Yesterday, I headed downstairs to the lab to work for the first time since I retired in March.  I had already spent a day scrubbing down the floors, tabletop and shelves.  I inventoried the supplies, threw away any expired items and ordered anything requiring replacement.   So why do any lab work now and what are we doing?

It’s April, so Pete and I are starting to do some final steps for the wine that we started last fall.  We have limited space in our production room and only so much tank capacity. We will need all of our tanks to be empty when harvest season arrives, so we have a deadline for bottling the wine.  Given we have not elected to barrel age any of our wine, we can bottle now and still allow the wine to age.

Since we will be working with all of the wine over the next month, any prioritization is based on the wine left in inventory.  We are out of Concord wine (oh no!), so I’m starting there.    At this point in the process, we need to know the pH (acidity) of the wine, the TA (Total Acidity), residual sugar level, percent alcohol by volume and the total SO2 (sulfites).

Getting into the details  (Geek alert!)

Why pH?  We measure pH to understand the acidity of the wine and use the results to know the level of sulfur dioxide required.   Sulfur dioxide is used to reduce the risk of oxidation and as a preservative.  You see it mentioned on wine labels as sulfites.  The higher the pH (less acidic), the more sulfur dioxide required.

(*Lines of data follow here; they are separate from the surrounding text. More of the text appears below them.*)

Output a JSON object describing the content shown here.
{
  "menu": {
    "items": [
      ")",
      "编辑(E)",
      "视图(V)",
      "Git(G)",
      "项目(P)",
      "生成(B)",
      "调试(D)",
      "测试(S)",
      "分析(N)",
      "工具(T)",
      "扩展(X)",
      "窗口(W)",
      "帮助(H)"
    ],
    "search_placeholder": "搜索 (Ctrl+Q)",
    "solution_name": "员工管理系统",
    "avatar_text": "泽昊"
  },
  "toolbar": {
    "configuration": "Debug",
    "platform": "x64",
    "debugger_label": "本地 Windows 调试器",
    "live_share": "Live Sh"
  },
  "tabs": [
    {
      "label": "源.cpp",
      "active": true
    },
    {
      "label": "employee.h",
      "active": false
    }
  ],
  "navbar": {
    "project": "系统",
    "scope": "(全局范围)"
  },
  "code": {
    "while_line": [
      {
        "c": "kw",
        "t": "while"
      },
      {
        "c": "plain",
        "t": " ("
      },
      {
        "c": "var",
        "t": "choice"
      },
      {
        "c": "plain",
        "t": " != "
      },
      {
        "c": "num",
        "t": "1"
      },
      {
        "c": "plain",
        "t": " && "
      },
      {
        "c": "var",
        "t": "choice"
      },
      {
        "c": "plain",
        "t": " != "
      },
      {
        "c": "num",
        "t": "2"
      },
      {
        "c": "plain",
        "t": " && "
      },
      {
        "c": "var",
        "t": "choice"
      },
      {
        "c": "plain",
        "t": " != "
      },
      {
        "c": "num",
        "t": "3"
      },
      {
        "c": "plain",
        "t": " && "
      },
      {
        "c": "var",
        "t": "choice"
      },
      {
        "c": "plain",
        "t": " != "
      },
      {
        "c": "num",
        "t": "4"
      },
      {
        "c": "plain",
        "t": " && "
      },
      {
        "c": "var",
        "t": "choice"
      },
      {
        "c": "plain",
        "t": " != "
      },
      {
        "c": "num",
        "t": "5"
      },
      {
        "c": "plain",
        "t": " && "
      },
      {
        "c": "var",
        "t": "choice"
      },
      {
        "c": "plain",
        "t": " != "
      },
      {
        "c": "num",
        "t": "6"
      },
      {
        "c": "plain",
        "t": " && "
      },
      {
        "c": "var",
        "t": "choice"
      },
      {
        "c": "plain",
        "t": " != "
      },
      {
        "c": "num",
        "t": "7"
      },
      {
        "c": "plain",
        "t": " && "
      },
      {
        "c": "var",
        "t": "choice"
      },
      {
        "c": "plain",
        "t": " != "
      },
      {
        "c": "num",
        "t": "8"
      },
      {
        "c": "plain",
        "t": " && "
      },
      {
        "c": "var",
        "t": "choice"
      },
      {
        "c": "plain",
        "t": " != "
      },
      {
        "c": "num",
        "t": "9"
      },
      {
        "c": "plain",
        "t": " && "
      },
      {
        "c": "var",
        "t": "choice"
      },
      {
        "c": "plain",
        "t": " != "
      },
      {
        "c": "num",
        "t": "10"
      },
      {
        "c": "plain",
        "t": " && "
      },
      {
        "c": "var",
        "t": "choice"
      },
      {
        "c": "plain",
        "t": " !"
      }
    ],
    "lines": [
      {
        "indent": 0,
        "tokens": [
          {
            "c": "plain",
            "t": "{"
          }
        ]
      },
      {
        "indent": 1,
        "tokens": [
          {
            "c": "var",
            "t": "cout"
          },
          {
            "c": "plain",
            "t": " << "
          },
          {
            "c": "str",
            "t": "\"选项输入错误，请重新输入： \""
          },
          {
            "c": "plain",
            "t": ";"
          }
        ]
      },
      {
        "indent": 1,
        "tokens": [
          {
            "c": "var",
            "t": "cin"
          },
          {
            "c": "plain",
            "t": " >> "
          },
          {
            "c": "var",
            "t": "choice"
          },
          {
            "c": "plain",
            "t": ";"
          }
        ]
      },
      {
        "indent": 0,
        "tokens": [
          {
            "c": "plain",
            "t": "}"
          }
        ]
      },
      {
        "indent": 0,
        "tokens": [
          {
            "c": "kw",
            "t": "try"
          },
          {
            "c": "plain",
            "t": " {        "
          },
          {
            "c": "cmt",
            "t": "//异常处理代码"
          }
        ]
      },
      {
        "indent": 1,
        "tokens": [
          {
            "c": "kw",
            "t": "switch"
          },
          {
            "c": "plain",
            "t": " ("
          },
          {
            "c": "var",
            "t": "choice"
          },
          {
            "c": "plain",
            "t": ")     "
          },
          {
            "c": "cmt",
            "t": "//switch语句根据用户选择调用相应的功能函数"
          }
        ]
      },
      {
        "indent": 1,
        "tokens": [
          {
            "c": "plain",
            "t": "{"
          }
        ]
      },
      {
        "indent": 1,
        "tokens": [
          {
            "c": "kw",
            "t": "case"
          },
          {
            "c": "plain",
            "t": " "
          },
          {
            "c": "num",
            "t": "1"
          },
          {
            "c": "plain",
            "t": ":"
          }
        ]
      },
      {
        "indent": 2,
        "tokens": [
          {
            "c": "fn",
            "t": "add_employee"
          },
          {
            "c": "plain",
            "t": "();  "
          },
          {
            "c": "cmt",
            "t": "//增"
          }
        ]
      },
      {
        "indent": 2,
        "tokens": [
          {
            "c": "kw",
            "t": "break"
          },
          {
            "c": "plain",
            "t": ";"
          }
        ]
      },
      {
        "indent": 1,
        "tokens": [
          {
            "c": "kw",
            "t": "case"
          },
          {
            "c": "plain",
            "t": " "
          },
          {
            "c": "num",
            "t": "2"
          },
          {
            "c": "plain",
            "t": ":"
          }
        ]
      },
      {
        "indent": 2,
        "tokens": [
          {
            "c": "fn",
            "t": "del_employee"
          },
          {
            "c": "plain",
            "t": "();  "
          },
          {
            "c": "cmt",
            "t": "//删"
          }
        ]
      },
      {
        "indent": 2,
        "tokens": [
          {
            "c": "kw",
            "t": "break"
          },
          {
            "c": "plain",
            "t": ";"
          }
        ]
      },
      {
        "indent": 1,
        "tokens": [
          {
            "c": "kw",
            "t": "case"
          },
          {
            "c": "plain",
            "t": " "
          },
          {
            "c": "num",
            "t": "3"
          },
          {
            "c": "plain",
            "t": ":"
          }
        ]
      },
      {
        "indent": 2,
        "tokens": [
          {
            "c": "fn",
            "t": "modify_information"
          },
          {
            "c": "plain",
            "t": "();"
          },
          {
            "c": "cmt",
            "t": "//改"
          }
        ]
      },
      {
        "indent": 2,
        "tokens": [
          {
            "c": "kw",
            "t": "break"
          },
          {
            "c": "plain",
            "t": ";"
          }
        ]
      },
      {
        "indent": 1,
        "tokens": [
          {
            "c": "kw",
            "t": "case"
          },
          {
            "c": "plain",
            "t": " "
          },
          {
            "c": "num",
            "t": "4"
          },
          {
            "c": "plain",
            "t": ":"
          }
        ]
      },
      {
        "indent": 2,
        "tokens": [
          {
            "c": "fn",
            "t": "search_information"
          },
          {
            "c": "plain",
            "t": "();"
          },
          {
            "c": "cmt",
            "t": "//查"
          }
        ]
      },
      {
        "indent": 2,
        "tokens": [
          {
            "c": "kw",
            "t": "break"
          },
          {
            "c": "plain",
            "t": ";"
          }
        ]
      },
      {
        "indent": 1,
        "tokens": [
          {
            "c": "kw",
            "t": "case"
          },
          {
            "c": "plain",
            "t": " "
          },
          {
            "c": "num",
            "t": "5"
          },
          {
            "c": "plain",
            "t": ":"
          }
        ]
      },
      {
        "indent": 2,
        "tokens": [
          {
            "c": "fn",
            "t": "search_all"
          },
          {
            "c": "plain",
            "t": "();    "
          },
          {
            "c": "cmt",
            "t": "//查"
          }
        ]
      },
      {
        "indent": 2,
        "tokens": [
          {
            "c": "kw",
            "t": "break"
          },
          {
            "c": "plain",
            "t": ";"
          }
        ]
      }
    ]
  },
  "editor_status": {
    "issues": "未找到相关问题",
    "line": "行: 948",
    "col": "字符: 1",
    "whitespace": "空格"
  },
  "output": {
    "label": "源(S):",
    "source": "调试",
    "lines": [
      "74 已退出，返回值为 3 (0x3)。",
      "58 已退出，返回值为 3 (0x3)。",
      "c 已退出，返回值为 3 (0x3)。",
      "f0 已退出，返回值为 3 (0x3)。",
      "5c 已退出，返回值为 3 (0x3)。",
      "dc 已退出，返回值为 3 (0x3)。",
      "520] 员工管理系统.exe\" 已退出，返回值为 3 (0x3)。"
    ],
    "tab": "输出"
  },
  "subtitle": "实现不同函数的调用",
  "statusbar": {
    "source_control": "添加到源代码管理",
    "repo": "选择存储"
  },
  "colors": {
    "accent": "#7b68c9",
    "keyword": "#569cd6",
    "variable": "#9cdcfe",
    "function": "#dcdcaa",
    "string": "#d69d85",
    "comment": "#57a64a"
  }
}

What about TA (Total Acidity)?  How is that different than pH?  Total Acidity measures the perception of acidity by the wine drinker.  It’s related to the tartness, sourness or crispness of a wine.  Based on the TA test results, the winemaker may want to work with the wine to get it to be within a certain range.

Residual sugar is a measure of the sweetness of the wine.  There are many ways for a winemaker to reach a desired level of residual sugar.   It starts with the level of sugar (Brix) when the grapes are harvested.  Next, the type of yeast used.  Yeast can only tolerate alcohol to a certain point.  Some yeast can tolerate more alcohol, some less.  The winemaker can use this to their advantage for alcohol levels and residual sugar.  Another method is called back sweetening wine and there are multiple ways to accomplish it.

We measure alcohol by volume for two reasons.  First, for you as the customer.  Many customers want to know how potent their wine is.  As alcohol levels change, the taste of the wine can be impacted.  Most winemakers have a target level based on a specific wine and will want to meet the level to get just the right taste.  Secondly, the State of Ohio wants to know.  We pay excise taxes on wine produced.  At a state level, it can change based on the percent alcohol by volume.

Last, and probably of highest importance, we measure SO2 (sulfur dioxide).  As long as the wine is in tanks, we need to maintain the right levels to protect the wine.  We also measure and adjust SO2 right before bottling to maintain the flavor and freshness.

Believe it or not, this is a fairly high level description.  You can do some google searches and find some very, very technical explanations.  I also only included the basic or generic version.   There are some standard practices, but I’ve learned that every winemaker works a little different.  It’s not a matter of wrong or right.  We all add our “fingerprint” to the wines we make.  That’s what makes it a craft and a joy!